- Probes carrying low signals in most of the samples are filtered out.
- Differentially expressed genes are discovered using Limma (PMID:25605792), a Bayesian approach, and SAMR (PMID:11309499), based on permutation.
- Models of increasing complexity are used to discover decision-making genes. Specifically, instead of selecting a particular machine learning methodology for feature selection, Rathee’s model iterates to select decision-making genes using general linear and logistic regression, elastic net, lasso, random forest and support vector machines. The results for all models are thus checked for model accuracy, specificity and sensitivity.
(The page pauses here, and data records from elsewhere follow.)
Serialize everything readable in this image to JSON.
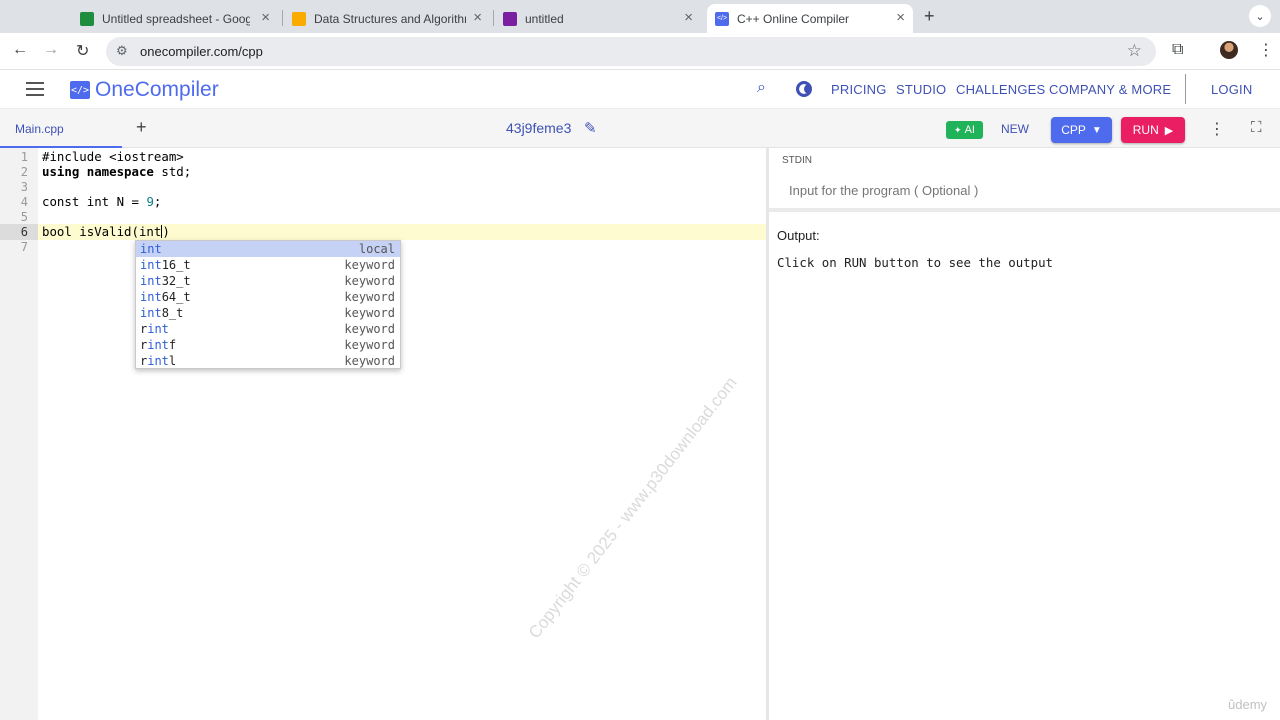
{
  "browser": {
    "tabs": [
      {
        "title": "Untitled spreadsheet - Googl",
        "favicon": "google-sheets-icon",
        "color": "#1e8e3e"
      },
      {
        "title": "Data Structures and Algorithm",
        "favicon": "google-slides-icon",
        "color": "#f9ab00"
      },
      {
        "title": "untitled",
        "favicon": "purple-app-icon",
        "color": "#7a1fa2"
      },
      {
        "title": "C++ Online Compiler",
        "favicon": "onecompiler-icon",
        "color": "#4f6bed"
      }
    ],
    "new_tab": "+",
    "url": "onecompiler.com/cpp"
  },
  "site": {
    "logo_text": "OneCompiler",
    "nav": [
      "PRICING",
      "STUDIO",
      "CHALLENGES",
      "COMPANY & MORE"
    ],
    "login": "LOGIN"
  },
  "editor_bar": {
    "file_tab": "Main.cpp",
    "add_file": "+",
    "snippet_id": "43j9feme3",
    "ai": "AI",
    "new": "NEW",
    "language": "CPP",
    "run": "RUN"
  },
  "editor": {
    "line_numbers": [
      "1",
      "2",
      "3",
      "4",
      "5",
      "6",
      "7"
    ],
    "active_line": 6
  },
  "autocomplete": [
    {
      "match": "int",
      "rest": "",
      "prefix": "",
      "kind": "local"
    },
    {
      "match": "int",
      "rest": "16_t",
      "prefix": "",
      "kind": "keyword"
    },
    {
      "match": "int",
      "rest": "32_t",
      "prefix": "",
      "kind": "keyword"
    },
    {
      "match": "int",
      "rest": "64_t",
      "prefix": "",
      "kind": "keyword"
    },
    {
      "match": "int",
      "rest": "8_t",
      "prefix": "",
      "kind": "keyword"
    },
    {
      "match": "int",
      "rest": "",
      "prefix": "r",
      "kind": "keyword"
    },
    {
      "match": "int",
      "rest": "f",
      "prefix": "r",
      "kind": "keyword"
    },
    {
      "match": "int",
      "rest": "l",
      "prefix": "r",
      "kind": "keyword"
    }
  ],
  "stdin": {
    "label": "STDIN",
    "placeholder": "Input for the program ( Optional )"
  },
  "output": {
    "label": "Output:",
    "text": "Click on RUN button to see the output"
  },
  "watermark": "Copyright © 2025 - www.p30download.com",
  "corner_mark": "ûdemy"
}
In the first analysis of S:CORT samples (131 rectal cancer samples) from patients treated with radiotherapy and capecitabine, the model gives an accuracy of 89.68%. Whilst initial accuracy is quite high on retrospective cohorts, the results needs to be validated in external, independent cohorts. If validated, the model could predict response for a new patient based on a pre-treatment biopsy. Finding out whether a treatment is likely to be effective could greatly minimise the number of unnecessary interventions and associated side effects (and cost) whilst also increasing the chance of the chosen intervention being an effective treatment strategy.
Across several projects Sanjay is collaborating with a vast number of researchers including: Dimitris Voukantsis and Naveen Prasad within the Oxford Bioinformatics Hub, and Prof. Tim Maughan (Department of Oncology) and the S:CORT team. Sanjay’s work is funded by CRUK and the MRC.